US chief executives are banding together to co-ordinate their responses to contentious new voting legislation, after individual companies have come under fire for either enabling voter suppression or indulging in hypocritical “woke capitalism”.
Defying pressure from Republicans to stay out of politics, scores of CEOs joined a weekend video call to discuss bills that have been introduced in 47 states, which the non-partisan Brennan Center for Justice says would restrict voting access.
Several executives suggested withholding donations from lawmakers supporting such legislation, or reconsidering investment in states which pass restrictive laws, participants in the Saturday afternoon call said.
While the discussion stuck to broad principles rather than detailed pledges of action, plans were forming on Sunday for CEOs to sign a new statement of support for wider election access early this week, signalling a growing urgency to corporate America’s advocacy on voting rights.
Two leading black executives — Ken Frazier, CEO of Merck, and Ken Chenault, former head of American Express — led much of Saturday’s discussion and organised a public call last month from 72 senior black executives for their peers not to “remain on the sidelines”
Dan Schulman, chief executive of PayPal, was among the executives on Saturday’s call who said he would lend his name to a new statement being organised by the Black Economic Alliance.
“I feel it is a non-partisan, fundamental democratic issue that everyone who is eligible to vote can do so in a non-discriminatory way,” he said.
Activists last month accused Atlanta-based companies, including Coca-Cola, Delta Air Lines and UPS, of doing too little publicly to oppose Republican legislation in Georgia that put restrictions on early voting and voting by mail, which critics said will disproportionately deter black voters.
The CEOs of Coca-Cola and Delta were among those to condemn the Georgia legislation after it passed.
Soon afterwards, however, Senate minority leader Mitch McConnell led a backlash from top Republicans, accusing CEOs of “economic blackmail” and advising them to “stay out of politics”.
“From election law to environmentalism to radical social agendas to the Second Amendment, parts of the private sector keep dabbling in behaving like a woke parallel government,” McConnell said.

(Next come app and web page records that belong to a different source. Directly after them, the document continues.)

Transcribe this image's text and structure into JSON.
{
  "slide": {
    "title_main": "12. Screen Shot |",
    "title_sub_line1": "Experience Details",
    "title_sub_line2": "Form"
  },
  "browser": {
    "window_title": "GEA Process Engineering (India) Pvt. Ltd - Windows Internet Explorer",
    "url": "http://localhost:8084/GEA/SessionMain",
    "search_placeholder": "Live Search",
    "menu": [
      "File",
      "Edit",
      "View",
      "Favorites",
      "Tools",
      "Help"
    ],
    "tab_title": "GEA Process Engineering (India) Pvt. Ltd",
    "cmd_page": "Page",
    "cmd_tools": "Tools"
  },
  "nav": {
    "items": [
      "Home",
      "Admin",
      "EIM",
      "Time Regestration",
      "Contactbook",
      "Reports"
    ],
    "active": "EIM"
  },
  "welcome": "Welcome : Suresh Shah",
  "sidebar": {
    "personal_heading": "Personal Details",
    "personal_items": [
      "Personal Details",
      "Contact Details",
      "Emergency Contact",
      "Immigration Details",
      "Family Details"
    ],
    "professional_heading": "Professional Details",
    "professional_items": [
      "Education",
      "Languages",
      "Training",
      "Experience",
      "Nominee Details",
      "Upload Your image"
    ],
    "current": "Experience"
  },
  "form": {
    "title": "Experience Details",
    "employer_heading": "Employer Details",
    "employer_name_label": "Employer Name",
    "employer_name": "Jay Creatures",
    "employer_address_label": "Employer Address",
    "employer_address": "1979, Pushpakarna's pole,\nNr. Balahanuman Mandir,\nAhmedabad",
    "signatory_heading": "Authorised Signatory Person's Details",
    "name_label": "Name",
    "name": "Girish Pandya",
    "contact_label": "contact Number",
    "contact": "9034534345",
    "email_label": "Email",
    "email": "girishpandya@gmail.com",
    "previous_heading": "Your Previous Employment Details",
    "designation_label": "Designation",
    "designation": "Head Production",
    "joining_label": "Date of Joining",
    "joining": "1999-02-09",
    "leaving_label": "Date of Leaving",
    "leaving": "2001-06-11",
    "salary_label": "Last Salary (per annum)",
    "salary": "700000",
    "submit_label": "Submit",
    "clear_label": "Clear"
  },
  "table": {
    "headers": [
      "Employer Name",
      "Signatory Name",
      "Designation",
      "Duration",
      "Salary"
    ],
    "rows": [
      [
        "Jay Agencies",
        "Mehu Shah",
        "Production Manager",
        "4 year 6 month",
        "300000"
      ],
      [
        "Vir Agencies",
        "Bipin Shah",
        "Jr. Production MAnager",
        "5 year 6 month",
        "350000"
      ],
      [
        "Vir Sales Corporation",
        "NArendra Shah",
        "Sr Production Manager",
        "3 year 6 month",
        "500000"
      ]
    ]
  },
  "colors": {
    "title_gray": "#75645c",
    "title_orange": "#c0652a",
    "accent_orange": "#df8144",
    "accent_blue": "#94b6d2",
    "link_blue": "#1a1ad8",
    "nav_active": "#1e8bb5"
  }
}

Mike Ward, vice-president of Civic Alliance, a bipartisan business group pushing for greater voter turnout, said he had not seen anybody on the video call “wavering” in response to the Republican pushback.
“What I found most interesting was the really broad, if not universal, support not just for democracy but for businesses standing up for democracy,” he said.
“The spectrum of political views and industries were unified in the voices for greater voter equity and access,” Jeffrey Sonnenfeld, the Yale leadership professor who helped convene the call, said in a statement.
Other participants said the call had emphasised the need for companies to co-ordinate their responses and agree on a non-partisan set of principles rather than be seen to be singling out any individual state or lobbying for proposed federal legislation.
“Without a thriving democracy we cannot have a thriving and secure capitalism,” said Lynn Forester de Rothschild, founder of the Coalition for Inclusive Capitalism, who described protecting voting rights as business leaders’ patriotic duty.
Polling has suggested public support for broader access to the ballot. On Saturday’s call, pollsters from Morning Consult presented findings that most Democrats and a plurality of Republicans agree that companies should support legislation which focuses on increasing access to voting.
Bennett Freeman, an adviser to companies on human rights who was on the call, said voting rights represented “the perfect convergence” of two issues on which companies spoke out last year: racial equity after George Floyd’s death and the peaceful transfer of power at the time of the election.